- Wood fuel is the main source of energy for about 75 percent of rural South African families
- Rural and urban households use woodland products to an estimated value of R5 500 per household per year
- Biodiversity allows our planet to adapt to changes and so ensure our future survival. The less biodiverse the planet is, the more vulnerable we are and less able we are to adapt
What is the status of the Earth’s biodiversity?
It is declining rapidly. Experts estimate that at least 34 000 plant and 5 200 animal species face extinction today and this will increase dramatically if current trends continue. Biodiversity is being lost at 100 times the rate of previous extinctions documented in fossil records. Human beings are driving much of this.
- The human population increased by 34 percent since 1987 and there are currently about 6.5 billion people on the planet, with the number still rising. Consumption rates also increased by 300 percent in this time
- We lose 50 000 km2 of primary forest every year
- More land was converted to cropland between 1950 and 1980 than between 1700 and 1850
- About 20 percent of world’s coral reefs were lost and another 20 percent degraded in the past few decades
- About 35 percent of mangroves were lost in the past few decades
- Desertification costs the world an estimated US$42 billion per year
What is the status of South Africa’s biodiversity?
Comparatively good. However it is declining.
- South Africa contains the third highest level of biodiversity of all the countries in the world
- South Africa is home to 10 percent of the planet’s plants and seven percent of reptiles, birds and mammals
- Our coastline contains 15 percent of world’s coastal species
- Only 18 percent of our river systems are intact while 54 percent are Critically Endangered
- More than 50 percent of our wetlands have been destroyed
- Alien plants have invaded more than 10 million hectares of our land, obliterating indigenous species
- 34 percent of our terrestrial ecosystems are classified as threatened
- 20 of our 25 key commercial marine fish species are over-fished and stocks have collapsed
What can you do?
- Learn about biodiversity and teach others what you’ve learnt.
- When shopping, always choose products that use less packaging.
- Buy locally produced products as much as possible.
- Grow your own fruit and vegetables.
- Question retailers about their products and ask them to stock environmentally responsible products.
- Buy only what you need.
- Replace alien plants with indigenous ones.
- Use fewer pesticides and other chemicals, or switch to natural alternatives.
- Reduce, reuse and recycle.
- Use the power of your vote to protect biodiversity.
- Support biodiversity conservation initiatives such as the Endangered Wildlife Trust.
This year is also significant as for the first time in the history of the United Nations a high level meeting of the General Assembly devoted to Biodiversity will be held in the United States of America in September with the participation of heads of states and governments.

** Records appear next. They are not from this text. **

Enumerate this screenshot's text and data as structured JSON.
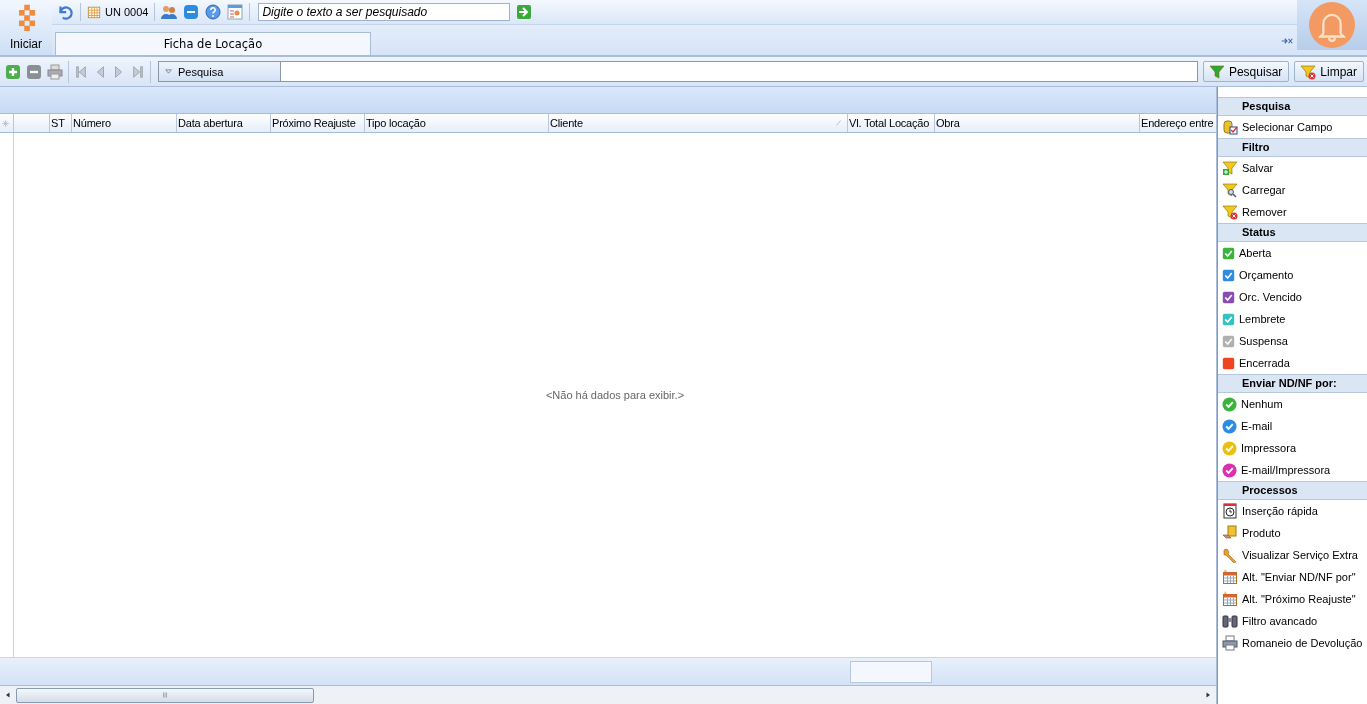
{
  "header": {
    "start_label": "Iniciar",
    "unit": "UN 0004",
    "search_placeholder": "Digite o texto a ser pesquisado"
  },
  "tabs": [
    {
      "label": "Ficha de Locação",
      "selected": true
    }
  ],
  "record_toolbar": {
    "search_mode": "Pesquisa",
    "search_button": "Pesquisar",
    "clear_button": "Limpar"
  },
  "table": {
    "columns": [
      {
        "label": "ST",
        "sorted": false
      },
      {
        "label": "Número",
        "sorted": false
      },
      {
        "label": "Data abertura",
        "sorted": false
      },
      {
        "label": "Próximo Reajuste",
        "sorted": false
      },
      {
        "label": "Tipo locação",
        "sorted": false
      },
      {
        "label": "Cliente",
        "sorted": true
      },
      {
        "label": "Vl. Total Locação",
        "sorted": false
      },
      {
        "label": "Obra",
        "sorted": false
      },
      {
        "label": "Endereço entre",
        "sorted": false
      }
    ],
    "empty_message": "<Não há dados para exibir.>"
  },
  "side_panel": {
    "sections": [
      {
        "title": "Pesquisa",
        "items": [
          {
            "label": "Selecionar Campo",
            "kind": "fieldpicker"
          }
        ]
      },
      {
        "title": "Filtro",
        "items": [
          {
            "label": "Salvar",
            "kind": "filtersave"
          },
          {
            "label": "Carregar",
            "kind": "filterload"
          },
          {
            "label": "Remover",
            "kind": "filterremove"
          }
        ]
      },
      {
        "title": "Status",
        "items": [
          {
            "label": "Aberta",
            "kind": "checkbox",
            "color": "#3cb43c"
          },
          {
            "label": "Orçamento",
            "kind": "checkbox",
            "color": "#2d8be0"
          },
          {
            "label": "Orc. Vencido",
            "kind": "checkbox",
            "color": "#8a4bb5"
          },
          {
            "label": "Lembrete",
            "kind": "checkbox",
            "color": "#35c2c2"
          },
          {
            "label": "Suspensa",
            "kind": "checkbox",
            "color": "#b0b0b0"
          },
          {
            "label": "Encerrada",
            "kind": "square",
            "color": "#ee4422"
          }
        ]
      },
      {
        "title": "Enviar ND/NF por:",
        "items": [
          {
            "label": "Nenhum",
            "kind": "bullet",
            "color": "#3cb43c"
          },
          {
            "label": "E-mail",
            "kind": "bullet",
            "color": "#2d8be0"
          },
          {
            "label": "Impressora",
            "kind": "bullet",
            "color": "#e8c012"
          },
          {
            "label": "E-mail/Impressora",
            "kind": "bullet",
            "color": "#d930b0"
          }
        ]
      },
      {
        "title": "Processos",
        "items": [
          {
            "label": "Inserção rápida",
            "kind": "clock"
          },
          {
            "label": "Produto",
            "kind": "box"
          },
          {
            "label": "Visualizar Serviço Extra",
            "kind": "wrench"
          },
          {
            "label": "Alt. \"Enviar ND/NF por\"",
            "kind": "calendar"
          },
          {
            "label": "Alt. \"Próximo Reajuste\"",
            "kind": "calendar"
          },
          {
            "label": "Filtro avancado",
            "kind": "binoculars"
          },
          {
            "label": "Romaneio de Devolução",
            "kind": "printer"
          }
        ]
      }
    ]
  }
}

Political will to preserve life is gaining momentum. This marks the start of a global campaign which will culminate in a Global Biodiversity Summit in Nagoya, Japan. This International Year of Biodiversity is the beginning of a long-lasting alliance of all stakeholders to meet the unprecedented challenges facing humanity of the loss of biodiversity compounded by climate change.
Each month has a dedicated theme linking the benefits of biodiversity to society in every way.
- January: Biodiversity Is Life
- February: Biodiversity Is Precious
- March: Biodiversity Is Fresh Water
- April: Biodiversity Is Food and Energy
- May: Biodiversity Is Wealth
- June: Biodiversity Is Security
- July: Biodiversity Is Clean Air
- August: Biodiversity Is Health
- September: Biodiversity Is Heritage
- October: Biodiversity Is Beautiful
- November: Biodiversity Is Threatened
- December: Biodiversity Is Our Future